→ **EXERCISE INSTRUCTIONS**
Spot each line in the records below where the word "Exfiltration" occurs, then copy it.

→ **EXERCISE INPUTS**
-----

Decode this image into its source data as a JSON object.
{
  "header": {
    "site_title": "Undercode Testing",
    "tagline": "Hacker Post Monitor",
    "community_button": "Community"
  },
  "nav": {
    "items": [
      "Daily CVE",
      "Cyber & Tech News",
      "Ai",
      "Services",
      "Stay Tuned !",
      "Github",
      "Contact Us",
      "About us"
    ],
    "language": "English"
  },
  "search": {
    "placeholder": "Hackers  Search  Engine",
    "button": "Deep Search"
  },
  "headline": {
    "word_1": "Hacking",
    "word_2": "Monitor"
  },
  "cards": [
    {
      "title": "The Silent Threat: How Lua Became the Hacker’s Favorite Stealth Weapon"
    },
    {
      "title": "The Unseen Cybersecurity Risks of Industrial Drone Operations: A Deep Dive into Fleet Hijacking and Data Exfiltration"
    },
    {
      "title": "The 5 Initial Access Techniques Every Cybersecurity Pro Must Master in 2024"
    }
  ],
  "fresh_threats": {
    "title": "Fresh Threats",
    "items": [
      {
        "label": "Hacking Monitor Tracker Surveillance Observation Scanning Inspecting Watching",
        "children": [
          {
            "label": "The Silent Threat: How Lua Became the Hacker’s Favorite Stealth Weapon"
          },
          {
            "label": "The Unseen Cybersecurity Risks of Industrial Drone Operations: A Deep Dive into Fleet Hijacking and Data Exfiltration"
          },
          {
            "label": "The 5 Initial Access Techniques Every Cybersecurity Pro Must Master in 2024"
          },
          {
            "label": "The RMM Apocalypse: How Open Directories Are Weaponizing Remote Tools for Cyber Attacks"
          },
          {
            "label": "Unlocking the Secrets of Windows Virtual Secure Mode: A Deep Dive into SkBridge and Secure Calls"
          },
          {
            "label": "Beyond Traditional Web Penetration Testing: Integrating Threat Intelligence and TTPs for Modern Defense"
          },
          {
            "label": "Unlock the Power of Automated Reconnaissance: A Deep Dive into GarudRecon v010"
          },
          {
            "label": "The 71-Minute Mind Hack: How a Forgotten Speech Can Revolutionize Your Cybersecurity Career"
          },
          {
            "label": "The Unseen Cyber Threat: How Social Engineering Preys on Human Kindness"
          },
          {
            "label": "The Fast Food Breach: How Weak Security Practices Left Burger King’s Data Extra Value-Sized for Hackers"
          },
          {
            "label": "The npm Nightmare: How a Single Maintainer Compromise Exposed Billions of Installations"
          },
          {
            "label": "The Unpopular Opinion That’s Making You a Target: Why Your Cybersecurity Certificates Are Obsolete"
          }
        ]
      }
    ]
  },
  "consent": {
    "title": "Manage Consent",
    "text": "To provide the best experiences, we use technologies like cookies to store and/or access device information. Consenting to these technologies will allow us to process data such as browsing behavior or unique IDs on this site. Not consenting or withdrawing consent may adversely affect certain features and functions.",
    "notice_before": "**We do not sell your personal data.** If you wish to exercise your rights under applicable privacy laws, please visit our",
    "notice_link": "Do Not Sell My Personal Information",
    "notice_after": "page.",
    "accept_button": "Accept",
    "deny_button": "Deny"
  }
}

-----

→ **RESULT OF THE TASK**
      "title": "The Unseen Cybersecurity Risks of Industrial Drone Operations: A Deep Dive into Fleet Hijacking and Data Exfiltration"
            "label": "The Unseen Cybersecurity Risks of Industrial Drone Operations: A Deep Dive into Fleet Hijacking and Data Exfiltration"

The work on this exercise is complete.